Traditionally, the closing plenary session of SSP meetings features a summary of topics of interest that have been discussed on SSP’s blog, The Scholarly Kitchen. Kent Anderson, CEO/Publisher of the Journal of Bone & Joint Surgery, Inc., incoming President of SSP, and (former) Editor-in-Chief of the blog presided over the session
Here are the topics that were on the menu.
Or, expressed more in keeping with the kitchen theme:
Because the discussion was rapid and very free ranging, I was able to only capture a brief summary of each of these points. However, details of each of them can be found by searches on the Kitchen‘s website.
- Administrative antipasto: Kent Anderson has resigned as Editor-in-Chief to be able to devote time to his duties as SSP President. David Crotty will become the new “head chef” with the title of Executive Editor. Here is part of Kent’s announcement from today’s blog:

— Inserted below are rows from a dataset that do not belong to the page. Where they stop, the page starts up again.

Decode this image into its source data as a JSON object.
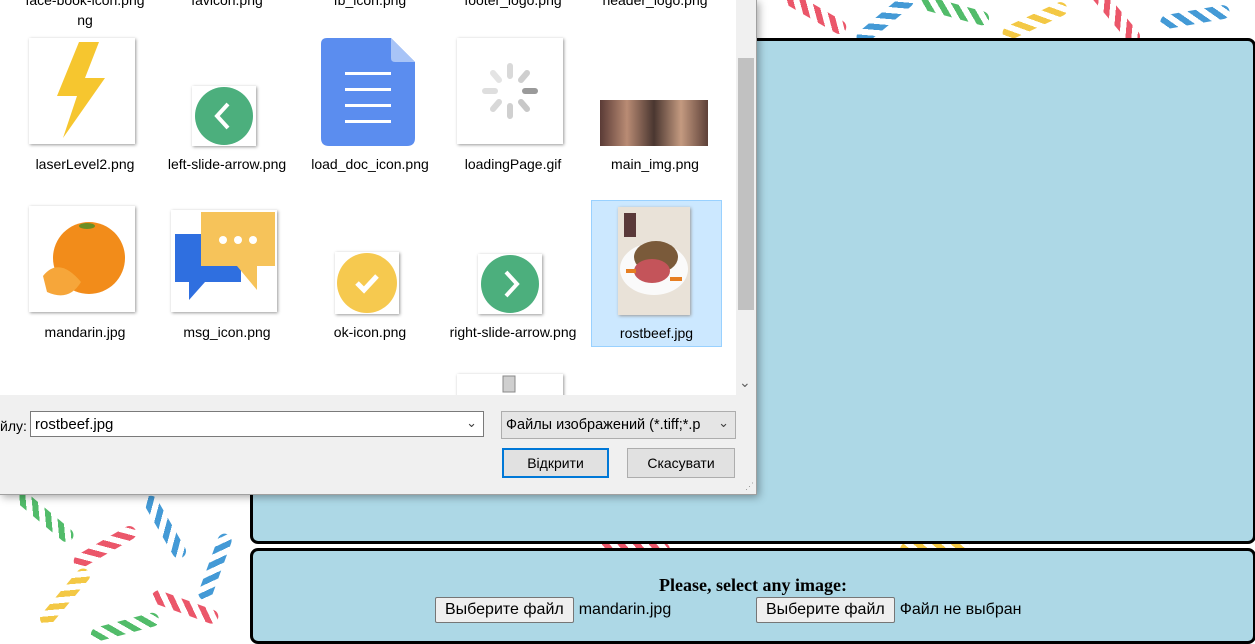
{
  "dialog": {
    "top_row_labels": [
      "face-book-icon.png",
      "favicon.png",
      "fb_icon.png",
      "footer_logo.png",
      "header_logo.png"
    ],
    "files": [
      {
        "label": "laserLevel2.png",
        "icon": "lightning-icon"
      },
      {
        "label": "left-slide-arrow.png",
        "icon": "left-arrow-icon"
      },
      {
        "label": "load_doc_icon.png",
        "icon": "document-icon"
      },
      {
        "label": "loadingPage.gif",
        "icon": "loading-spinner-icon"
      },
      {
        "label": "main_img.png",
        "icon": "photo-thumbnail"
      },
      {
        "label": "mandarin.jpg",
        "icon": "mandarin-thumbnail"
      },
      {
        "label": "msg_icon.png",
        "icon": "chat-bubbles-icon"
      },
      {
        "label": "ok-icon.png",
        "icon": "checkmark-icon"
      },
      {
        "label": "right-slide-arrow.png",
        "icon": "right-arrow-icon"
      },
      {
        "label": "rostbeef.jpg",
        "icon": "roast-beef-thumbnail",
        "selected": true
      }
    ],
    "filename_label": "йлу:",
    "filename_value": "rostbeef.jpg",
    "filter_value": "Файлы изображений (*.tiff;*.p",
    "open_button": "Відкрити",
    "cancel_button": "Скасувати"
  },
  "page": {
    "prompt": "Please, select any image:",
    "file_inputs": [
      {
        "button": "Выберите файл",
        "status": "mandarin.jpg"
      },
      {
        "button": "Выберите файл",
        "status": "Файл не выбран"
      }
    ]
  },
  "colors": {
    "panel_bg": "#add8e6",
    "selection_bg": "#cce8ff",
    "primary_border": "#0078d7"
  }
}
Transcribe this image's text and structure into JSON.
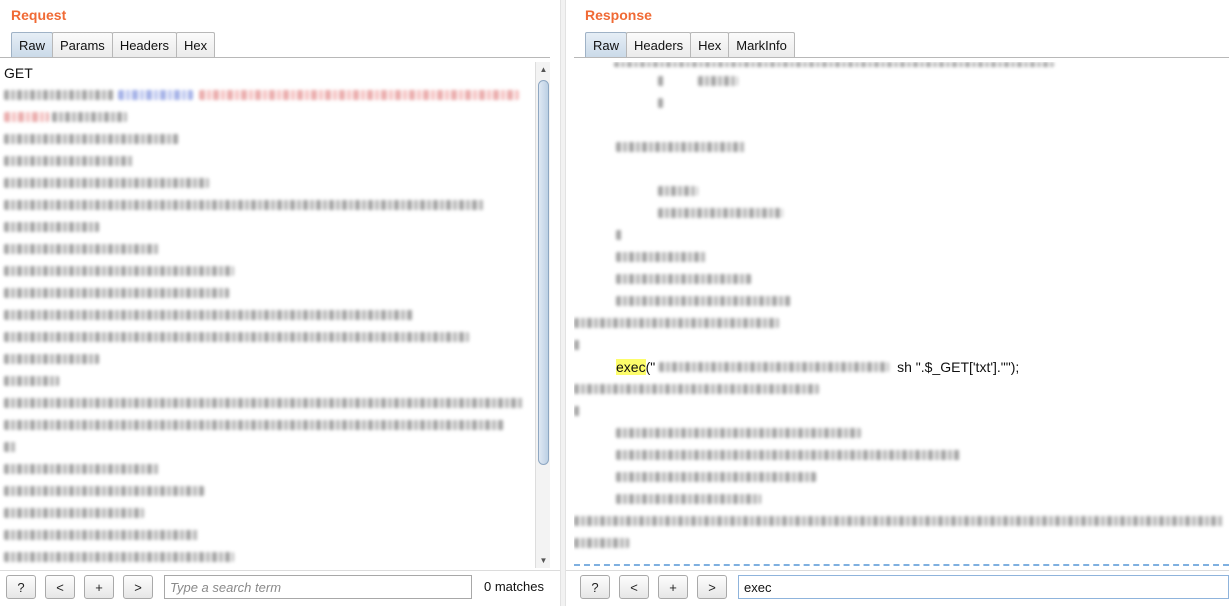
{
  "request": {
    "title": "Request",
    "tabs": [
      {
        "label": "Raw",
        "active": true
      },
      {
        "label": "Params",
        "active": false
      },
      {
        "label": "Headers",
        "active": false
      },
      {
        "label": "Hex",
        "active": false
      }
    ],
    "first_line": "GET",
    "search": {
      "placeholder": "Type a search term",
      "value": "",
      "matches": "0 matches"
    }
  },
  "response": {
    "title": "Response",
    "tabs": [
      {
        "label": "Raw",
        "active": true
      },
      {
        "label": "Headers",
        "active": false
      },
      {
        "label": "Hex",
        "active": false
      },
      {
        "label": "MarkInfo",
        "active": false
      }
    ],
    "highlight_term": "exec",
    "exec_open": "(\"",
    "exec_tail": " sh \".$_GET['txt'].\"\");",
    "search": {
      "value": "exec"
    }
  },
  "buttons": {
    "help": "?",
    "prev": "<",
    "add": "+",
    "next": ">"
  }
}
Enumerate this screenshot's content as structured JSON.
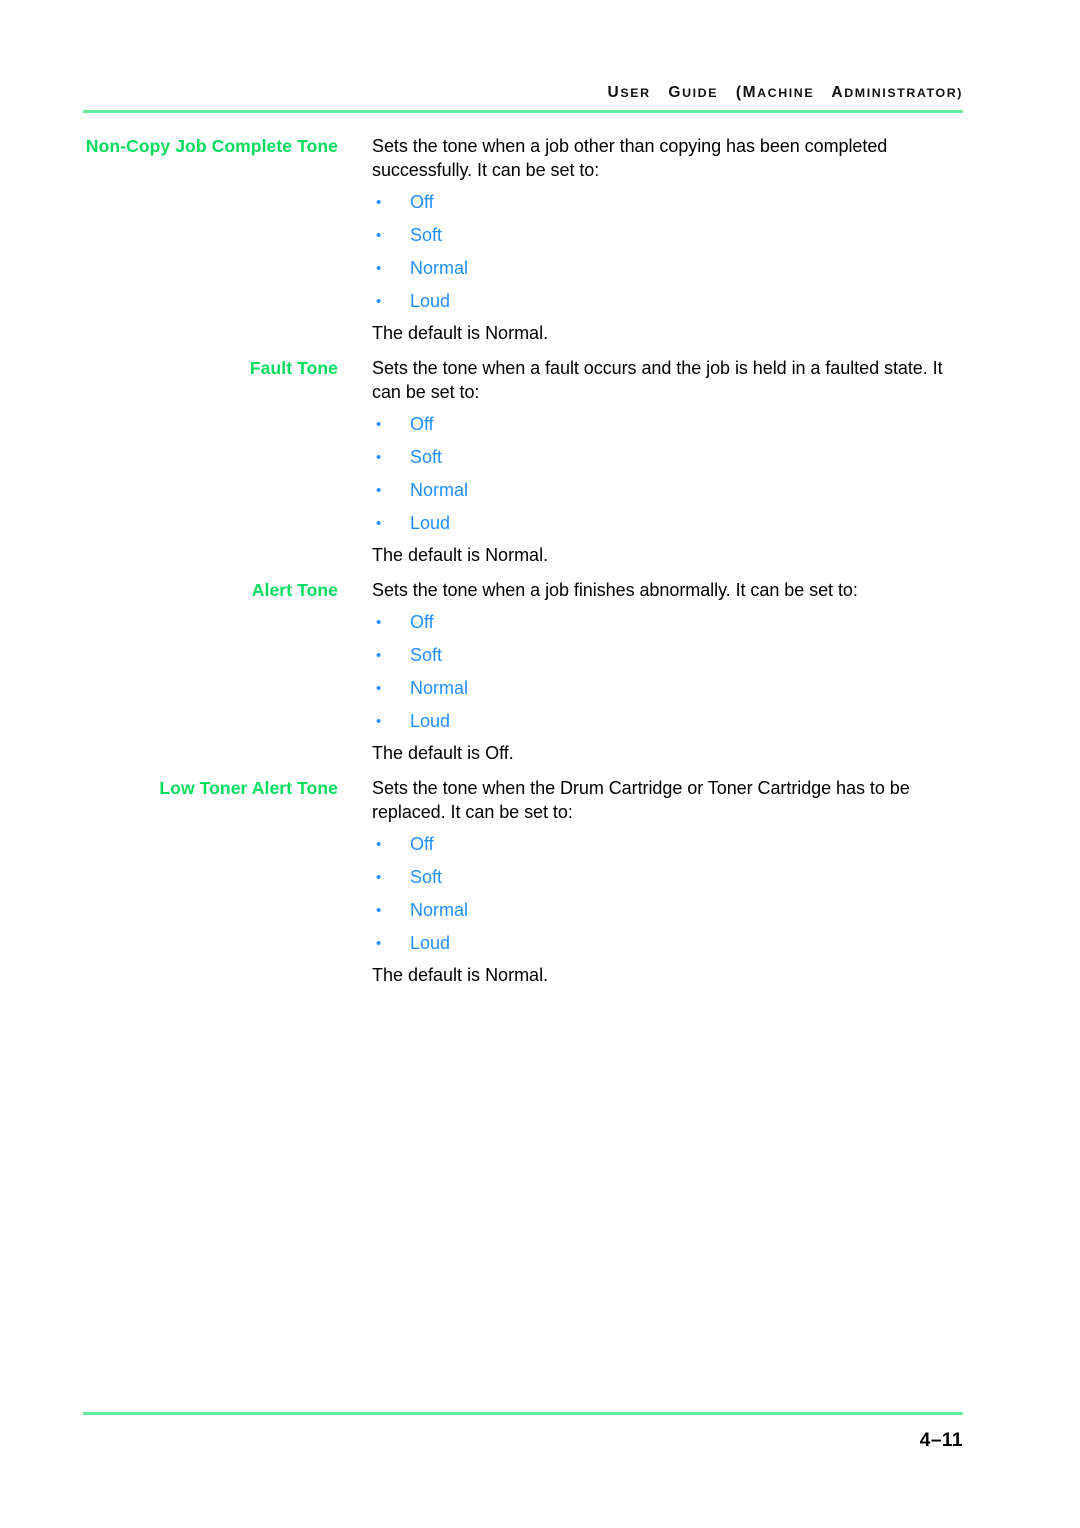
{
  "header": {
    "title_initial": "U",
    "title": "USER GUIDE (MACHINE ADMINISTRATOR)",
    "parts": [
      {
        "cap": "U",
        "rest": "SER"
      },
      {
        "cap": "G",
        "rest": "UIDE"
      },
      {
        "cap": "(M",
        "rest": "ACHINE"
      },
      {
        "cap": "A",
        "rest": "DMINISTRATOR)"
      }
    ]
  },
  "footer": {
    "page_number": "4–11"
  },
  "colors": {
    "term_green": "#00dd5c",
    "option_blue": "#1f8fff",
    "rule_green": "#66ea9b",
    "body_black": "#000000"
  },
  "entries": [
    {
      "term": "Non-Copy Job Complete Tone",
      "description": "Sets the tone when a job other than copying has been completed successfully.  It can be set to:",
      "options": [
        "Off",
        "Soft",
        "Normal",
        "Loud"
      ],
      "default_text": "The default is Normal."
    },
    {
      "term": "Fault Tone",
      "description": "Sets the tone when a fault occurs and the job is held in a faulted state.  It can be set to:",
      "options": [
        "Off",
        "Soft",
        "Normal",
        "Loud"
      ],
      "default_text": "The default is Normal."
    },
    {
      "term": "Alert Tone",
      "description": "Sets the tone when a job finishes abnormally.  It can be set to:",
      "options": [
        "Off",
        "Soft",
        "Normal",
        "Loud"
      ],
      "default_text": "The default is Off."
    },
    {
      "term": "Low Toner Alert Tone",
      "description": "Sets the tone when the Drum Cartridge or Toner Cartridge has to be replaced.  It can be set to:",
      "options": [
        "Off",
        "Soft",
        "Normal",
        "Loud"
      ],
      "default_text": "The default is Normal."
    }
  ]
}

For more than five years, since founding the Scholarly Kitchen, I’ve been the volunteer Editor-in-Chief of this blog. Over that time, the Scholarly Kitchen has become known as a hub of provocative and insightful commentary and reporting on STM publishing news and trends.
Last Friday, I began my one-year term as the President of the Society for Scholarly Publishing (SSP), whereupon I resigned my position as Editor-in-Chief of the Scholarly Kitchen. I will hand the reins over to David Crotty, who will take the title of Executive Editor. I will continue to blog on occasion…
- Salad of Mandates: New government mandates on publishing and particularly open access have been enacted. Funders are now part of the research community. What is their role? Do they have a role in saying how research is communicated?
- A Pairing of Funders: Claims about who to trust arose after the publication eLife was given special treatment and allowed to publish its first articles in PubMed Central (PMC), even though PMC requires a journal to publish 15 articles before being added to PMC.
- MOOCs in Hype Sauce: The debate about MOOCs and their effect on publishing continues. It is important to be careful when quoting MOOC statistics. It is the raw number of students, not the percentage that completed the course, that is important. What do we know about the students that did not complete the course? Did they get something out of it? The danger of underestimating of what will happen with MOOCs is very great. There is a lot of venture capital money invested with the leading players. MOOCs are doing now what digital publishing did to scholarly publishing 20 years ago.
- A Reduction of Traffic: When articles are freely available in PMC, readership counts drop at journal websites.
- A soupçon of CC-BY: Some journals have reproduced articles under a CC-BY license but without attribution, passing them off as their own. CC-BY is the least favored option among researchers.